Though a cliché to recommend, it would be remiss for us not to. “Orange Is the New Black” is the critically acclaimed Netflix original series that leaves an audience in tears, anger, arousal and stitches, if you can imagine such an array of reactions. The show has presented a popular portrayal of the experience of women in prison. It raises a surprisingly complex economic question: Why do prisons and other government agencies not follow basic economic incentives? The show is an intriguing study for anyone interested in economics.
Politics and Government
“Battleground,” a mini Hulu TV series, is a mockumentary set inside the campaign of a Wisconsin state senator, party unspecified, who is running for the United States Senate; it follows the political and romantic trials of her unusually attractive young staff members (always an incentive to watch TV). “Battleground” wears the mockumentary style very well—so well, in fact, it overshadows beloved television series known for this technique, such as “The Office,” “Parks and Recreation” and “Modern Family.” The mockumentary format becomes an extension of the script, making camera movement a character on its own. Though not as devastatingly clever as “Veep,” it serves as a fantastic addition to the drawer of witty political comedies.
“Peep Show” is essentially a televised representation of the flatmate/roommate theory. The flatmate theory is as follows: Within the flatmate relationship, there will always be the annoying one and the annoyed one; your goal is to not be both. “Peep Show” is a character study in the case both roommates defy this sacred, golden rule.
Part of the reason why Peep Show has never obtained a mass following might be its slightly odd format. The camera serves as a literal POV for the two main ‘protagonists,’ if you could call them as such, Mark Corrigan and Jeremy Usborne. The camera largely functions as the head of either Mark or Jeremy, the audience sees through their eyes, talking to—and being talked at by—the other characters. This is perfectly capitulated in the opening titles, in which sweaty business-suit-adorned (“tight-fisted cockmuncher”) Mark and his flatmate (“work-shy freeloader”) Jeremy look into their own images projected onto a TV screen, a subtle representation of the show’s premise. We, the audience, get to hear snippets of Mark and Jez’s inner monologue; ones often filled with self-loathing and middle-class microaggressions.
What’s horrible, yet delightful, about this show is how relatable these characters are. Though this may be an attractive sentiment, one thing must be made clear: Mark and Jeremy are terrible people. They are positively the worst. Mark is tremendously self-centered, sycophantic, guilt-ridden and cowardly, while Jez is delusional, selfish and juvenile.
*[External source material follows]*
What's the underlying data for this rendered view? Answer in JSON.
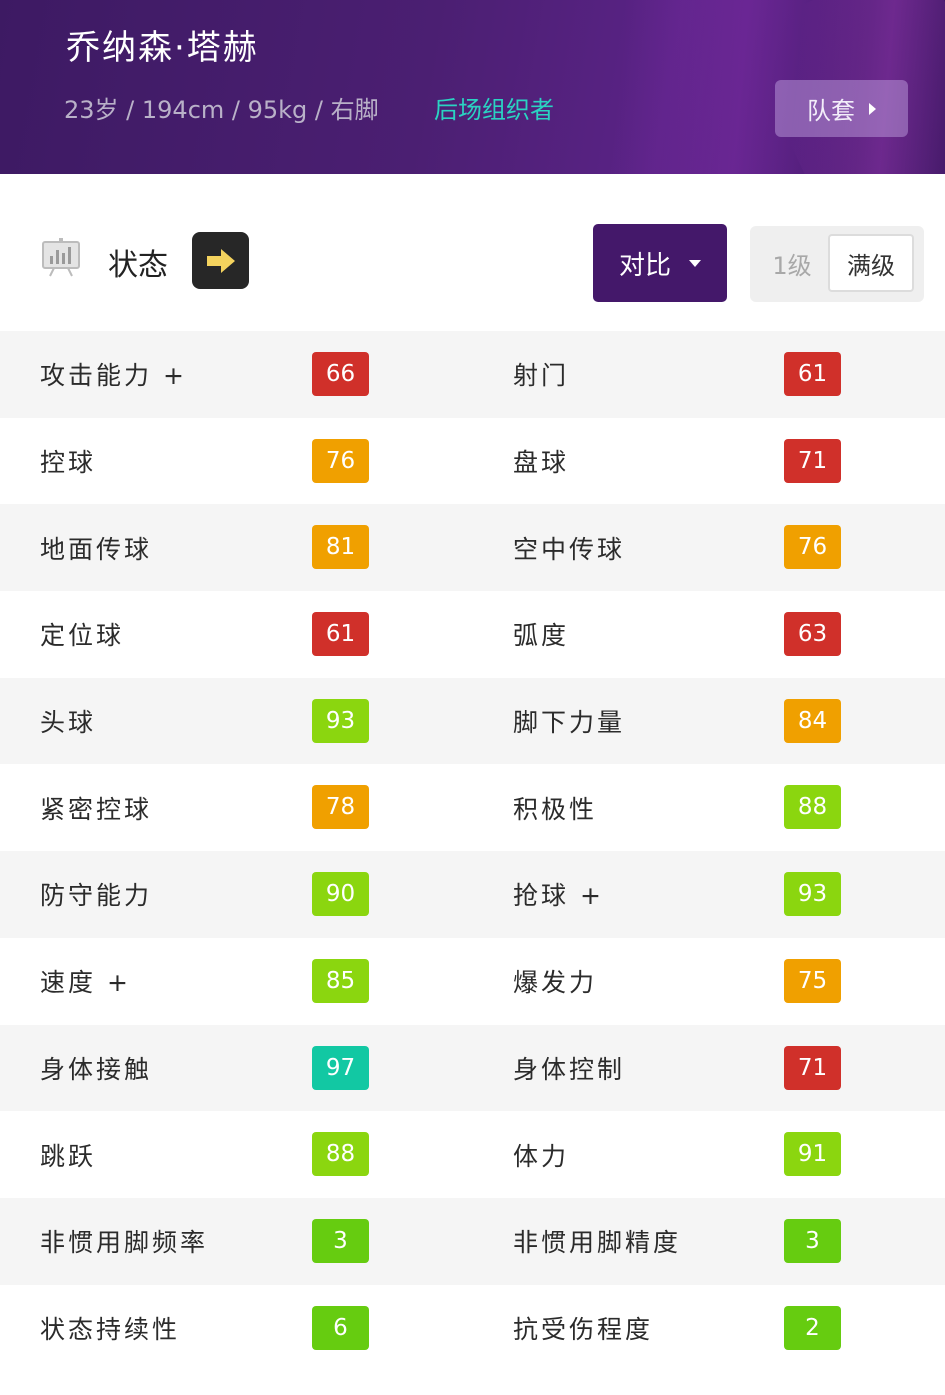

All things we strive not to be, is what Mark and Jeremy flagrantly are. What makes the show funny is that the comedy is grounded in their failure.
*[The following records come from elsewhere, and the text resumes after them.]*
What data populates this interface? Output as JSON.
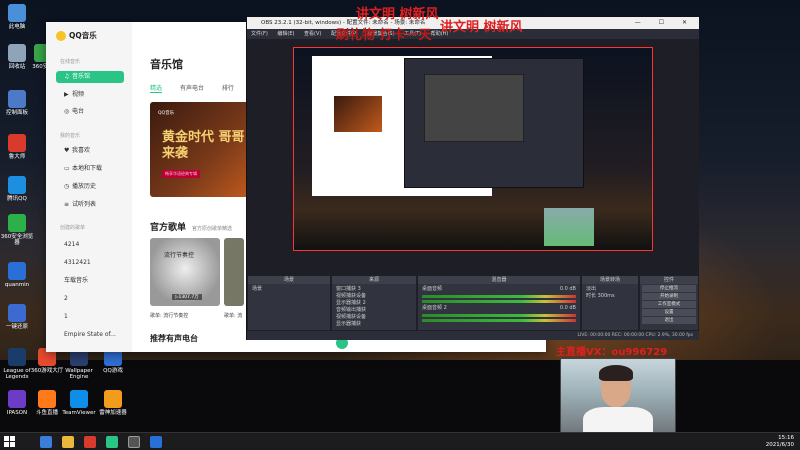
{
  "desktop": {
    "icons": [
      {
        "label": "此电脑",
        "color": "#4a90d9"
      },
      {
        "label": "回收站",
        "color": "#8fa4b8"
      },
      {
        "label": "360安全",
        "color": "#3aa64a"
      },
      {
        "label": "控制面板",
        "color": "#4d7ac7"
      },
      {
        "label": "鲁大师",
        "color": "#d83a2c"
      },
      {
        "label": "腾讯QQ",
        "color": "#1d8fe0"
      },
      {
        "label": "360安全浏览器",
        "color": "#2db04a"
      },
      {
        "label": "quanmin",
        "color": "#2a6fd6"
      },
      {
        "label": "一键还原",
        "color": "#3b6ad0"
      },
      {
        "label": "League of Legends",
        "color": "#1a3c6a"
      },
      {
        "label": "360游戏大厅",
        "color": "#e84b2e"
      },
      {
        "label": "Wallpaper Engine",
        "color": "#2c3f6e"
      },
      {
        "label": "QQ游戏",
        "color": "#2f6fd4"
      },
      {
        "label": "IPASON",
        "color": "#6d3cc7"
      },
      {
        "label": "斗鱼直播",
        "color": "#ff7a1a"
      },
      {
        "label": "TeamViewer",
        "color": "#0e8ee9"
      },
      {
        "label": "雷神加速器",
        "color": "#f29b1c"
      }
    ]
  },
  "qq_music": {
    "app_name": "QQ音乐",
    "sidebar": {
      "online_section": "在线音乐",
      "items": [
        {
          "icon": "♫",
          "label": "音乐馆"
        },
        {
          "icon": "▶",
          "label": "视频"
        },
        {
          "icon": "◎",
          "label": "电台"
        }
      ],
      "my_section": "我的音乐",
      "my_items": [
        {
          "icon": "♥",
          "label": "我喜欢"
        },
        {
          "icon": "▭",
          "label": "本地和下载"
        },
        {
          "icon": "◷",
          "label": "播放历史"
        },
        {
          "icon": "≡",
          "label": "试听列表"
        }
      ],
      "created_section": "创建的歌单",
      "playlists": [
        "4214",
        "4312421",
        "车载音乐",
        "2",
        "1",
        "Empire State of..."
      ]
    },
    "page_title": "音乐馆",
    "tabs": [
      "精选",
      "有声电台",
      "排行"
    ],
    "banner": {
      "brand": "QQ音乐",
      "title": "黄金时代 哥哥来袭",
      "tag": "畅享华语经典专辑"
    },
    "section_title": "官方歌单",
    "section_sub": "官方原创歌单精选",
    "card": {
      "title": "流行节奏控",
      "count": "▷1307.7万",
      "caption": "歌单: 流行节奏控",
      "caption2": "歌单: 流"
    },
    "section2_title": "推荐有声电台"
  },
  "obs": {
    "title": "OBS 23.2.1 (32-bit, windows) - 配置文件: 未命名 - 场景: 未命名",
    "menu": [
      "文件(F)",
      "编辑(E)",
      "查看(V)",
      "配置文件(P)",
      "场景集合(S)",
      "工具(T)",
      "帮助(H)"
    ],
    "docks": {
      "scenes": {
        "title": "场景",
        "item": "场景"
      },
      "sources": {
        "title": "来源",
        "items": [
          "窗口捕获 3",
          "视频捕获设备",
          "显示器捕获 2",
          "音频输出捕获",
          "视频捕获设备",
          "显示器捕获"
        ]
      },
      "mixer": {
        "title": "混音器",
        "ch1": "桌面音频",
        "db1": "0.0 dB",
        "ch2": "桌面音频 2",
        "db2": "0.0 dB"
      },
      "transitions": {
        "title": "场景转场",
        "type": "淡出",
        "duration_label": "时长",
        "duration": "300ms"
      },
      "controls": {
        "title": "控件",
        "buttons": [
          "停止推流",
          "开始录制",
          "工作室模式",
          "设置",
          "退出"
        ]
      }
    },
    "status": "LIVE: 00:00:00   REC: 00:00:00   CPU: 2.9%, 30.00 fps"
  },
  "overlays": {
    "line1": "讲文明 树新风",
    "line2": "讲文明 树新风",
    "line3": "刷礼物  打卡一天",
    "wechat": "主直播VX：ou996729"
  },
  "taskbar": {
    "time": "15:16",
    "date": "2021/6/30"
  }
}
“Broad City” is the only comedy show without actual written jokes, and yet it’s the type of material that will make anyone uncontrollably belly-laugh. The show is a complete situational comedy about two women in their twenties (barely) living in New York City. The series was created by Ilana Glazer and Abbi Jacobson, who also star as the series leads, and was developed from their web series of the same name, first produced in 2009. Anyone with a humanities degree will understand the plight of living with a humanities degree, grasping for solvency as an almost-adult.
Science, Technology, & Society
If “Black Mirror” could be ascribed to any genre, the only category that vaguely fits is Dark Comedy. Well, the darkest of dark comedies—a charcoal-like dark comedy. “Black Mirror” is an anthology series, similar to that of “The Twilight Zone” or “Alfred Hitchcock Presents,” it was practically designed for binge watching. The episodes alone are their own entity. Each episode has its own characters, storyline and cast. Essentially, there is no correlation between episodes other than our destructive relationship with technology.
Writer and creator, Charlie Brooker, wanted to create a television show that would “actively unsettle people.”
“I think most shows exist to, in some way, reassure people. When writing the show, I was hoping to induce an opposite reaction. If you look at the ‘Twilight Zone’ now, you’ll notice that almost all episodes were concerned with contemporary issues at the time. They would almost always end on a devastating note—Like, horrible things would happen to people, and cruel punishments were meted out to the characters. I remember watching this and them ‘We need more of this on television,’” he said in an interview.
The show is more worried than it is attempting to warn anyone. Though technology is the “main concern” of each episode, it’s hardly the villain of the program. “People are the main actors, not computers.”